Dr Kim adds that as the business is taking flight, another round of fund-raising is in the pipeline. And there is more, as there are still entrenched stereotypes and societal norms to overcome.
"I think we still have a long way to go with regard to educating the corporate sector, and getting firms to recognise that this is an exciting, viable option."
Hence, staff at Trehaus organise open-house events for companies to raise awareness and clinched clients such as Facebook to sign up for their corporate package, which allows organisations to send their staff to work out of Trehaus.
Dr Kim says that it is a win-win situation for corporations as staff such as freelancers are able to make use of the co-working space, which saves money, and it helps companies retain their employees.
"Trehaus provides a solution for corporations which are losing talent due to the lack of work-life integration. A lot of mums do not want to come back after four months of maternity leave as they do not want to go back to a full-time role at the expense of time spent with their kids. Hence, Trehaus plays that intermediate role between working from home - as that has some limitations - and in an office."

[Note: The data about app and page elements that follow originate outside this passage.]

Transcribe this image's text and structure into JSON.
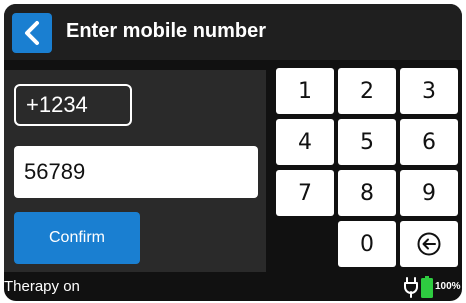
{
  "header": {
    "back_icon": "chevron-left-icon",
    "title": "Enter mobile number"
  },
  "form": {
    "country_code": "+1234",
    "number": "56789",
    "confirm_label": "Confirm"
  },
  "keypad": {
    "keys": [
      "1",
      "2",
      "3",
      "4",
      "5",
      "6",
      "7",
      "8",
      "9",
      "0"
    ],
    "backspace_icon": "backspace-arrow-icon"
  },
  "status": {
    "therapy_text": "Therapy on",
    "battery_percent": "100%",
    "plug_icon": "plug-icon",
    "battery_icon": "battery-icon"
  },
  "colors": {
    "accent": "#1a7fd1",
    "battery": "#2ecc40",
    "background": "#111111"
  }
}
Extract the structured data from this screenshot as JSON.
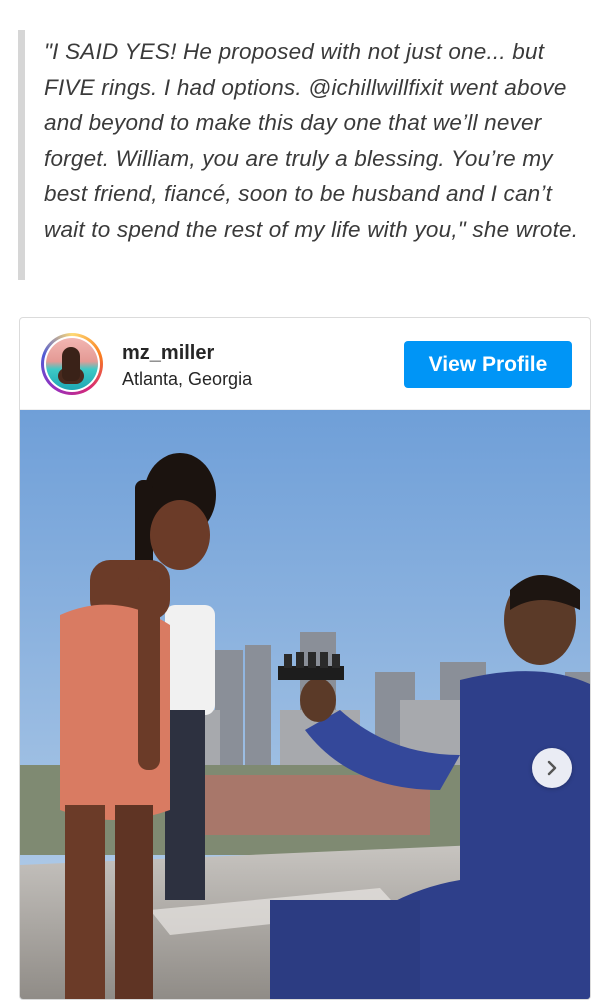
{
  "article": {
    "quote": "\"I SAID YES! He proposed with not just one... but FIVE rings. I had options. @ichillwillfixit went above and beyond to make this day one that we’ll never forget. William, you are truly a blessing. You’re my best friend, fiancé, soon to be husband and I can’t wait to spend the rest of my life with you,\" she wrote."
  },
  "instagram_embed": {
    "username": "mz_miller",
    "location": "Atlanta, Georgia",
    "view_profile_label": "View Profile",
    "avatar_icon": "profile-avatar",
    "next_icon": "chevron-right-icon",
    "brand_color": "#0095f6"
  }
}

Dr Kim comes from a family of doctors and has a medical degree herself. However, she was never quite able to shake off her passion for business.
"Being a doctor, it is a profession that you are able to make an impact and help others. But I also had a lot of business ideas. I figured I could go to medical school first and do business later."
Going into business at 17
And that she did. After her first dip into the business world at just 17 - which she jests was just "something she did during her school days", she went on to become co-owner of Trinity Gallery Singapore and Trinity Bridal Hong Kong - which brings in gowns by high-end designer labels.
When asked if she ever gets into a tizzy over the multiple hats that she wears, she laughs and says it is all about priority and careful planning.
"I go through seasons where I focus on different things. I concentrated on Crib during the launch period. I was a silent investor in Trehaus until recently. So surrounding yourself with good business partners who can support you is crucial."
An avid writer as well, she writes for magazines such as Tatler Traveller when she travels with her husband - a venture capitalist - and her three children.
"My husband commutes a lot between Singapore and San Francisco's Silicon Valley, so the time we spend together as a family is precious. I bounce my ideas off him as he has a wealth of knowledge. I learn from him, but I feel that this space (Trehaus) is best started by a woman."
She adds that everything she does is embedded in a desire to make a positive impact on society.
"I feel that women can contribute to the economy. I am all for people who want to be a stay-home, full-time working mum or an entrepreneur. These are all great options. But the point with Crib and Trehaus is that we want to create these options for women to choose."